___ DATA FOR THE TASK

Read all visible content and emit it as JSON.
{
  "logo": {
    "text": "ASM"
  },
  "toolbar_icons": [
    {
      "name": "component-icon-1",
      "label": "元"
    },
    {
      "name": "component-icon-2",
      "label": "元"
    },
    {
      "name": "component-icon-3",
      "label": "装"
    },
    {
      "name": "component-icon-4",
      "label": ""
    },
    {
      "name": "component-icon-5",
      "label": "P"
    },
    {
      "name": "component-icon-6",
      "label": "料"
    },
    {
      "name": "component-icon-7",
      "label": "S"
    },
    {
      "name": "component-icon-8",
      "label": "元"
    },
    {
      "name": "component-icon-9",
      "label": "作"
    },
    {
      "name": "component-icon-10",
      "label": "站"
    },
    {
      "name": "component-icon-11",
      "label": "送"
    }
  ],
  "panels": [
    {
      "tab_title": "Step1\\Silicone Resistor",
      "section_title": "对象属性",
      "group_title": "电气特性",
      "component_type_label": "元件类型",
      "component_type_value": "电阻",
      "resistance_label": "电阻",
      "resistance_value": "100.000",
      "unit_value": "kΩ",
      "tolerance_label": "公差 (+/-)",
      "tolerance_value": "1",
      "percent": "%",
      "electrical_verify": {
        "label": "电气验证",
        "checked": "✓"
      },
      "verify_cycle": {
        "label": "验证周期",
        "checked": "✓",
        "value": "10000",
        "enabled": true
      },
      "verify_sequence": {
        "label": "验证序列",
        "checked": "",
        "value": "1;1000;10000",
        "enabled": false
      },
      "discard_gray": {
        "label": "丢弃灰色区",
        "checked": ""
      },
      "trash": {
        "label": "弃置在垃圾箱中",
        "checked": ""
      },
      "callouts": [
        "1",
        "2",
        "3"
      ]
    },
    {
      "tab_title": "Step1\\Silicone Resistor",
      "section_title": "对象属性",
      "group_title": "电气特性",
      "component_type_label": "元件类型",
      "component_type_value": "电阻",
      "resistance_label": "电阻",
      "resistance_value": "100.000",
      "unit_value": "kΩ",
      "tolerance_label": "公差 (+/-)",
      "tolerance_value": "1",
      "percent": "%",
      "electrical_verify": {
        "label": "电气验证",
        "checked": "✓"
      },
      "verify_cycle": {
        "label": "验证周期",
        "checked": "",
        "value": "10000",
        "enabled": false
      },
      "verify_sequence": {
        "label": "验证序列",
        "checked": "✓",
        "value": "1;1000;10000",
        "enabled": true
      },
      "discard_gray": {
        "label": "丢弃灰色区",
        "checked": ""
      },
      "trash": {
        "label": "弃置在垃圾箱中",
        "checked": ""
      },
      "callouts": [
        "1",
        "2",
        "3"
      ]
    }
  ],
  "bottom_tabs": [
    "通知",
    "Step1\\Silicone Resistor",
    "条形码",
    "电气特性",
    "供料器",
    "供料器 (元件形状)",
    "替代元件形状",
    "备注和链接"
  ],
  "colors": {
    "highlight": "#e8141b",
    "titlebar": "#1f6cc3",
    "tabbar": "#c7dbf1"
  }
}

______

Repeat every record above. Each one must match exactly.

Read all visible content and emit it as JSON.
{
  "logo": {
    "text": "ASM"
  },
  "toolbar_icons": [
    {
      "name": "component-icon-1",
      "label": "元"
    },
    {
      "name": "component-icon-2",
      "label": "元"
    },
    {
      "name": "component-icon-3",
      "label": "装"
    },
    {
      "name": "component-icon-4",
      "label": ""
    },
    {
      "name": "component-icon-5",
      "label": "P"
    },
    {
      "name": "component-icon-6",
      "label": "料"
    },
    {
      "name": "component-icon-7",
      "label": "S"
    },
    {
      "name": "component-icon-8",
      "label": "元"
    },
    {
      "name": "component-icon-9",
      "label": "作"
    },
    {
      "name": "component-icon-10",
      "label": "站"
    },
    {
      "name": "component-icon-11",
      "label": "送"
    }
  ],
  "panels": [
    {
      "tab_title": "Step1\\Silicone Resistor",
      "section_title": "对象属性",
      "group_title": "电气特性",
      "component_type_label": "元件类型",
      "component_type_value": "电阻",
      "resistance_label": "电阻",
      "resistance_value": "100.000",
      "unit_value": "kΩ",
      "tolerance_label": "公差 (+/-)",
      "tolerance_value": "1",
      "percent": "%",
      "electrical_verify": {
        "label": "电气验证",
        "checked": "✓"
      },
      "verify_cycle": {
        "label": "验证周期",
        "checked": "✓",
        "value": "10000",
        "enabled": true
      },
      "verify_sequence": {
        "label": "验证序列",
        "checked": "",
        "value": "1;1000;10000",
        "enabled": false
      },
      "discard_gray": {
        "label": "丢弃灰色区",
        "checked": ""
      },
      "trash": {
        "label": "弃置在垃圾箱中",
        "checked": ""
      },
      "callouts": [
        "1",
        "2",
        "3"
      ]
    },
    {
      "tab_title": "Step1\\Silicone Resistor",
      "section_title": "对象属性",
      "group_title": "电气特性",
      "component_type_label": "元件类型",
      "component_type_value": "电阻",
      "resistance_label": "电阻",
      "resistance_value": "100.000",
      "unit_value": "kΩ",
      "tolerance_label": "公差 (+/-)",
      "tolerance_value": "1",
      "percent": "%",
      "electrical_verify": {
        "label": "电气验证",
        "checked": "✓"
      },
      "verify_cycle": {
        "label": "验证周期",
        "checked": "",
        "value": "10000",
        "enabled": false
      },
      "verify_sequence": {
        "label": "验证序列",
        "checked": "✓",
        "value": "1;1000;10000",
        "enabled": true
      },
      "discard_gray": {
        "label": "丢弃灰色区",
        "checked": ""
      },
      "trash": {
        "label": "弃置在垃圾箱中",
        "checked": ""
      },
      "callouts": [
        "1",
        "2",
        "3"
      ]
    }
  ],
  "bottom_tabs": [
    "通知",
    "Step1\\Silicone Resistor",
    "条形码",
    "电气特性",
    "供料器",
    "供料器 (元件形状)",
    "替代元件形状",
    "备注和链接"
  ],
  "colors": {
    "highlight": "#e8141b",
    "titlebar": "#1f6cc3",
    "tabbar": "#c7dbf1"
  }
}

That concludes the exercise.